But I made a good impression with one of Laurie’s best friends, Jenny. Laurie showed off the garnet necklace I gave her on New Year’s as a birthday present before I knew I’d be back for Laurie’s actual birthday. I picked it out at a store in Columbus that was known for its Wiccan/Pagan influence, and Laurie loved it. When she showed it to Jenny, Jenny was impressed that I picked out something that she liked, on my own. She gave me a big thumbs-up, and I knew I’d scored again.
So I was feeling good when we wound up at The Abbey. I’d done all right enough with the friends, I felt, that they wouldn’t plot against me when I was gone, but the biggest reason was how I felt about Laurie. I thought I was in love with her when I saw her pictures at Christmas in Cincinnati (good ol’ No. 236). Being with her again confirmed it.
Laurie and I weren’t the only couple at The Abbey feeling the love. When we left, another couple were going at it hot and heavy in the car parked directly in front of ours, and I don’t mean they were just making out. The couple wasn’t nude, but they were in the passenger seat of the car on top of one another. Laurie and I were trying to just act normal, get in our car and not draw too much attention, but they were oblivious to our presence.
When Laurie drove away, we both cracked up. Did we really just see what we thought we saw? It seemed like it, and that’s what we believe to this day.
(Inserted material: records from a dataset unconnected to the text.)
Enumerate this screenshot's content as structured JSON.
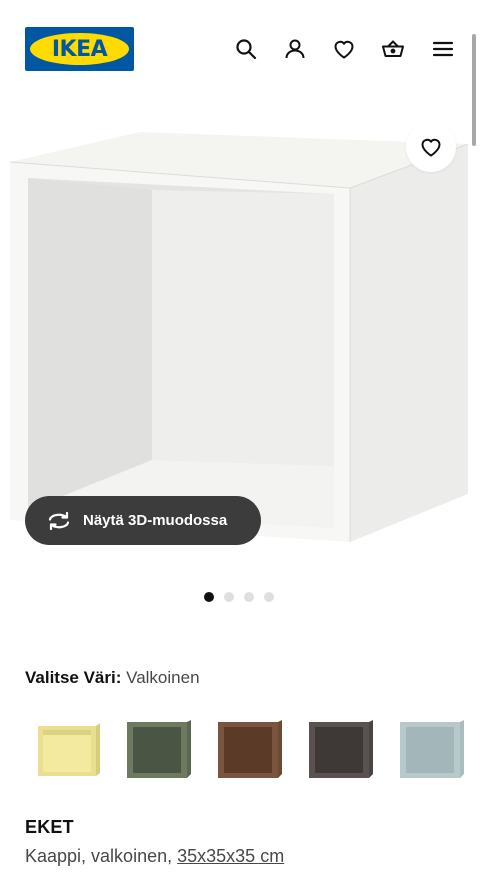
{
  "header": {
    "logo_text": "IKEA",
    "icons": [
      "search-icon",
      "user-icon",
      "heart-icon",
      "basket-icon",
      "menu-icon"
    ]
  },
  "gallery": {
    "button_3d_label": "Näytä 3D-muodossa",
    "dots_count": 4,
    "active_dot": 0
  },
  "color_selector": {
    "label": "Valitse Väri:",
    "selected": "Valkoinen",
    "swatches": [
      {
        "name": "yellow",
        "color": "#e9df8f"
      },
      {
        "name": "green",
        "color": "#6d7a5f"
      },
      {
        "name": "walnut",
        "color": "#6b4a36"
      },
      {
        "name": "dark-grey",
        "color": "#4a4442"
      },
      {
        "name": "light-blue",
        "color": "#b7c9cb"
      }
    ]
  },
  "product": {
    "name": "EKET",
    "description": "Kaappi, valkoinen,",
    "size": "35x35x35 cm"
  },
  "colors": {
    "brand_blue": "#0058a3",
    "brand_yellow": "#ffdb00",
    "button_dark": "#3c3c3c"
  }
}
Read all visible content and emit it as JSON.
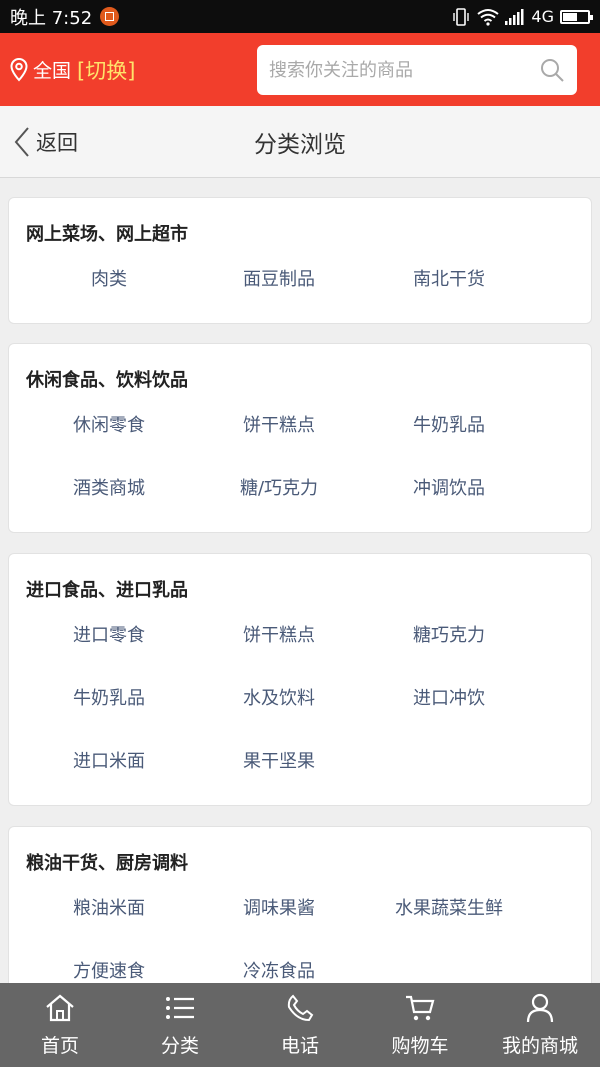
{
  "status_bar": {
    "time": "晚上 7:52",
    "network": "4G"
  },
  "header": {
    "location": "全国",
    "switch_label": "[切换]",
    "search_placeholder": "搜索你关注的商品"
  },
  "titlebar": {
    "back_label": "返回",
    "title": "分类浏览"
  },
  "categories": [
    {
      "title": "网上菜场、网上超市",
      "items": [
        "肉类",
        "面豆制品",
        "南北干货"
      ]
    },
    {
      "title": "休闲食品、饮料饮品",
      "items": [
        "休闲零食",
        "饼干糕点",
        "牛奶乳品",
        "酒类商城",
        "糖/巧克力",
        "冲调饮品"
      ]
    },
    {
      "title": "进口食品、进口乳品",
      "items": [
        "进口零食",
        "饼干糕点",
        "糖巧克力",
        "牛奶乳品",
        "水及饮料",
        "进口冲饮",
        "进口米面",
        "果干坚果"
      ]
    },
    {
      "title": "粮油干货、厨房调料",
      "items": [
        "粮油米面",
        "调味果酱",
        "水果蔬菜生鲜",
        "方便速食",
        "冷冻食品"
      ]
    }
  ],
  "bottom_nav": [
    {
      "label": "首页",
      "icon": "home-icon"
    },
    {
      "label": "分类",
      "icon": "list-icon"
    },
    {
      "label": "电话",
      "icon": "phone-icon"
    },
    {
      "label": "购物车",
      "icon": "cart-icon"
    },
    {
      "label": "我的商城",
      "icon": "user-icon"
    }
  ],
  "colors": {
    "header_red": "#f23e2c",
    "switch_yellow": "#ffe36b",
    "item_text": "#4a5a78",
    "nav_bg": "#666666"
  }
}
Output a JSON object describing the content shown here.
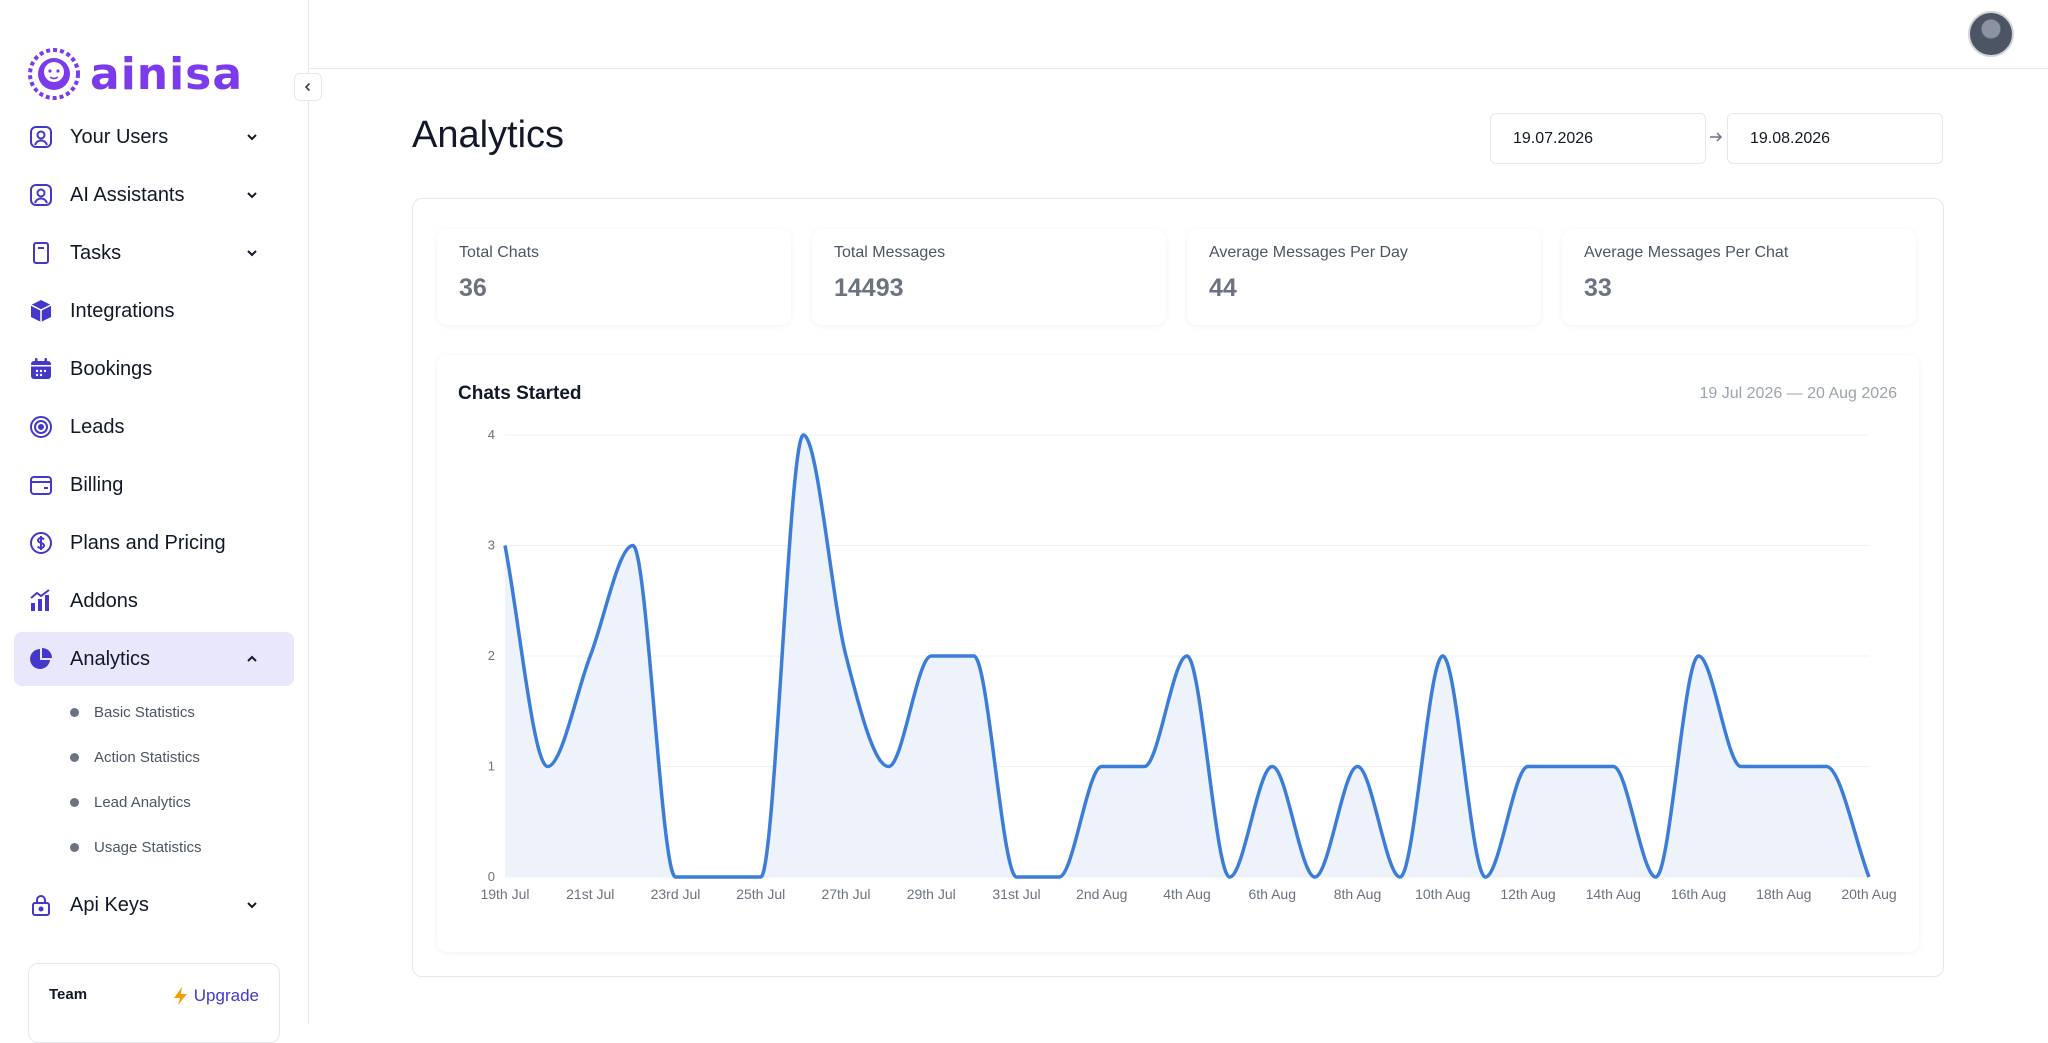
{
  "brand": {
    "name": "ainisa",
    "accent": "#7c3aed"
  },
  "sidebar": {
    "items": [
      {
        "label": "Your Users",
        "icon": "user-square-icon",
        "expandable": true
      },
      {
        "label": "AI Assistants",
        "icon": "user-square-icon",
        "expandable": true
      },
      {
        "label": "Tasks",
        "icon": "clipboard-icon",
        "expandable": true
      },
      {
        "label": "Integrations",
        "icon": "cube-icon",
        "expandable": false
      },
      {
        "label": "Bookings",
        "icon": "calendar-icon",
        "expandable": false
      },
      {
        "label": "Leads",
        "icon": "target-icon",
        "expandable": false
      },
      {
        "label": "Billing",
        "icon": "wallet-icon",
        "expandable": false
      },
      {
        "label": "Plans and Pricing",
        "icon": "dollar-circle-icon",
        "expandable": false
      },
      {
        "label": "Addons",
        "icon": "bar-chart-icon",
        "expandable": false
      },
      {
        "label": "Analytics",
        "icon": "pie-chart-icon",
        "expandable": true,
        "active": true
      }
    ],
    "analytics_sub": [
      "Basic Statistics",
      "Action Statistics",
      "Lead Analytics",
      "Usage Statistics"
    ],
    "api_keys": {
      "label": "Api Keys",
      "icon": "lock-icon"
    }
  },
  "team_card": {
    "label": "Team",
    "upgrade_label": "Upgrade"
  },
  "header": {
    "title": "Analytics",
    "date_from": "19.07.2026",
    "date_to": "19.08.2026"
  },
  "stats": [
    {
      "label": "Total Chats",
      "value": "36"
    },
    {
      "label": "Total Messages",
      "value": "14493"
    },
    {
      "label": "Average Messages Per Day",
      "value": "44"
    },
    {
      "label": "Average Messages Per Chat",
      "value": "33"
    }
  ],
  "chart_card": {
    "title": "Chats Started",
    "range": "19 Jul 2026 — 20 Aug 2026"
  },
  "chart_data": {
    "type": "area",
    "title": "Chats Started",
    "x": [
      "19th Jul",
      "20th Jul",
      "21st Jul",
      "22nd Jul",
      "23rd Jul",
      "24th Jul",
      "25th Jul",
      "26th Jul",
      "27th Jul",
      "28th Jul",
      "29th Jul",
      "30th Jul",
      "31st Jul",
      "1st Aug",
      "2nd Aug",
      "3rd Aug",
      "4th Aug",
      "5th Aug",
      "6th Aug",
      "7th Aug",
      "8th Aug",
      "9th Aug",
      "10th Aug",
      "11th Aug",
      "12th Aug",
      "13th Aug",
      "14th Aug",
      "15th Aug",
      "16th Aug",
      "17th Aug",
      "18th Aug",
      "19th Aug",
      "20th Aug"
    ],
    "values": [
      3,
      1,
      2,
      3,
      0,
      0,
      0,
      4,
      2,
      1,
      2,
      2,
      0,
      0,
      1,
      1,
      2,
      0,
      1,
      0,
      1,
      0,
      2,
      0,
      1,
      1,
      1,
      0,
      2,
      1,
      1,
      1,
      0
    ],
    "x_tick_labels": [
      "19th Jul",
      "21st Jul",
      "23rd Jul",
      "25th Jul",
      "27th Jul",
      "29th Jul",
      "31st Jul",
      "2nd Aug",
      "4th Aug",
      "6th Aug",
      "8th Aug",
      "10th Aug",
      "12th Aug",
      "14th Aug",
      "16th Aug",
      "18th Aug",
      "20th Aug"
    ],
    "y_ticks": [
      0,
      1,
      2,
      3,
      4
    ],
    "ylim": [
      0,
      4
    ],
    "grid": true,
    "line_color": "#3b7dd8",
    "fill_color": "#eef2fb"
  }
}
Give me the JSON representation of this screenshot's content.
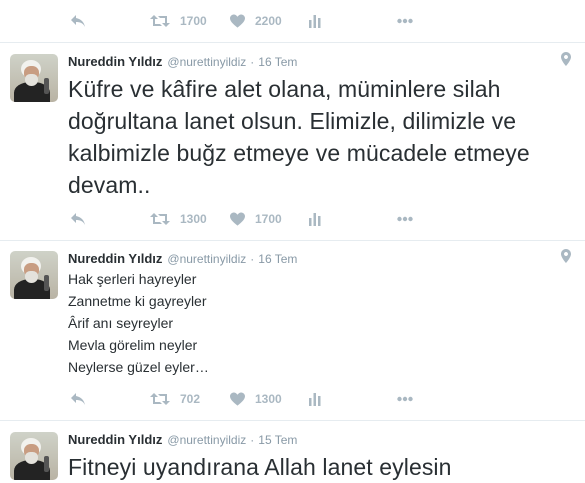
{
  "colors": {
    "icon": "#aab8c2",
    "divider": "#e6ecf0",
    "muted": "#8899a6",
    "text": "#292f33"
  },
  "top_actions": {
    "retweets": "1700",
    "likes": "2200"
  },
  "tweets": [
    {
      "name": "Nureddin Yıldız",
      "handle": "@nurettinyildiz",
      "separator": "·",
      "date": "16 Tem",
      "text": "Küfre ve kâfire alet olana, müminlere silah doğrultana lanet olsun. Elimizle, dilimizle ve kalbimizle buğz etmeye ve mücadele etmeye devam..",
      "retweets": "1300",
      "likes": "1700"
    },
    {
      "name": "Nureddin Yıldız",
      "handle": "@nurettinyildiz",
      "separator": "·",
      "date": "16 Tem",
      "lines": [
        "Hak şerleri hayreyler",
        "Zannetme ki gayreyler",
        "Ârif anı seyreyler",
        "Mevla görelim neyler",
        "Neylerse güzel eyler…"
      ],
      "retweets": "702",
      "likes": "1300"
    },
    {
      "name": "Nureddin Yıldız",
      "handle": "@nurettinyildiz",
      "separator": "·",
      "date": "15 Tem",
      "text": "Fitneyi uyandırana Allah lanet eylesin"
    }
  ],
  "icons": {
    "reply": "reply-icon",
    "retweet": "retweet-icon",
    "like": "heart-icon",
    "analytics": "analytics-icon",
    "more": "more-icon",
    "location": "location-pin-icon"
  }
}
Laurie and I at least had the decency to “get a room”—her apartment—before we did the same that night.